On Tuesday, the House Education Instruction & Programs committee will consider an additional voucher bill that is broader in scope and more devoid of accountability than any voucher proposal Tennessee has seen before.
House Bill 138 has NO limit on number of vouchers available. NO requirements at all for participating education providers, and NO testing or reporting requirements. An eligible student under this bill is any Tennessee child with an Individualized Education Plan (IEP) providing for special education services. Currently, 120,000 students in Tennessee meet that standard. Make no mistake, this vision – over a hundred thousand available vouchers with no meaningful standards or oversight – is not an outlier. It’s the ultimate goal of voucher advocates, and it’s where they hope any voucher law will ultimately take Tennessee.
This bill states that a parent of any child with an IEP, in exchange for a promise to not enroll the child in public school, may have BEP funds deposited into a bank account the parent controls. The parent is to use the funds to educate the child in some fashion, whether by enrolling in private school, purchasing an online learning program, hiring a tutor, or some other means. This bill specifically states that there will be NO regulations or standards applied to a participating educational provider. Private schools accepting this voucher are not required to be accredited or have any operating history. A provider need not actually provide the services called for in the child’s IEP. The bill calls for NO testing or reporting of educational results. ZERO accountability. And this lack of accountability runs counter to all of the laws that have been passed in recent years requiring testing and accountability for our public schools. Why would our legislators allow our tax money to be spent without any accountability, after spending years trying to establish accountability in our schools?
It’s staggering to think of the abuse, waste, and inadequate education that this bill would produce if it becomes law. The proposal is modeled after a similar law in Florida, which has produced rampant fraud and educational malpractice. “It’s like a perverse science experiment, using disabled school kids as lab rats and funded by nine figures in taxpayer cash: Dole out millions to anybody calling himself an educator.
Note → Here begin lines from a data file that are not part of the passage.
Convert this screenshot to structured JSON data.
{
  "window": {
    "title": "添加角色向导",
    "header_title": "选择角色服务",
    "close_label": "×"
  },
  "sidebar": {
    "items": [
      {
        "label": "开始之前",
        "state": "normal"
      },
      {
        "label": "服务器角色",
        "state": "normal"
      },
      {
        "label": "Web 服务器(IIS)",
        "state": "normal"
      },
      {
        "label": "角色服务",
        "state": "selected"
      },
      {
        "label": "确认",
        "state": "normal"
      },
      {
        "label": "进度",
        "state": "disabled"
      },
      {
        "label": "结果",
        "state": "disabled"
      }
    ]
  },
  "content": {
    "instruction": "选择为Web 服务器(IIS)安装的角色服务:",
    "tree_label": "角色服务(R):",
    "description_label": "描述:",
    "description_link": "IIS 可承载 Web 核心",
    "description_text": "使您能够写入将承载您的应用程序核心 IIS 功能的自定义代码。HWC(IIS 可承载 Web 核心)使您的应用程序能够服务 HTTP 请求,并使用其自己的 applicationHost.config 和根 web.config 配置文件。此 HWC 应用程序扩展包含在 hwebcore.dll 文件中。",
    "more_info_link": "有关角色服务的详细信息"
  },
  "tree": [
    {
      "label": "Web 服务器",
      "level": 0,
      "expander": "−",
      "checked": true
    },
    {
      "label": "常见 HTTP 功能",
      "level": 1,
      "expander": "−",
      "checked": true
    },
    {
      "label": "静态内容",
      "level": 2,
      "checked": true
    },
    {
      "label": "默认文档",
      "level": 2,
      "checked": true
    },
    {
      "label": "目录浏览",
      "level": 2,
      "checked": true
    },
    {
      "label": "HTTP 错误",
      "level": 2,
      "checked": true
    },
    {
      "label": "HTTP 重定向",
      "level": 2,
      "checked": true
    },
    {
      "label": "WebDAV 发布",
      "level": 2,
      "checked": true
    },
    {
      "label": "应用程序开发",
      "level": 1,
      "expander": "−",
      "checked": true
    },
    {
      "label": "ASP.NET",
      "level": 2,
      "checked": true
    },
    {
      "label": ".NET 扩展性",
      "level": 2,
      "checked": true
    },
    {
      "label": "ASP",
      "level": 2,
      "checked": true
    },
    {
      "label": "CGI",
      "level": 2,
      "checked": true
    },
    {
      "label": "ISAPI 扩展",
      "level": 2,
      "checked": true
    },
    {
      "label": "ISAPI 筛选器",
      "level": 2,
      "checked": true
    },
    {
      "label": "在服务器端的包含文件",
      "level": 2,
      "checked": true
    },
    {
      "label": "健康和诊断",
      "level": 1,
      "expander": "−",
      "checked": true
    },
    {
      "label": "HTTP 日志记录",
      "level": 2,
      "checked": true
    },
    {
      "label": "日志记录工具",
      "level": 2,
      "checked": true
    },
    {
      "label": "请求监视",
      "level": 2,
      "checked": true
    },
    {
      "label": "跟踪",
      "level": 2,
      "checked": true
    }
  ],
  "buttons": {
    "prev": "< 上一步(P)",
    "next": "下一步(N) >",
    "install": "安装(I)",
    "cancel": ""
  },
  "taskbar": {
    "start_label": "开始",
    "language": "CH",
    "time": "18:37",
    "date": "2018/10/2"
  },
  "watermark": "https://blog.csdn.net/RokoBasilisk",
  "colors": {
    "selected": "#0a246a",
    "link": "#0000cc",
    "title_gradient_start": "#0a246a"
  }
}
Don’t regulate curriculum or even visit campuses to see where the money is going.” [*Disclaimer – this article contains graphic and offensive language and behavior used by the private schools that received taxpayer funds under Florida’s program.]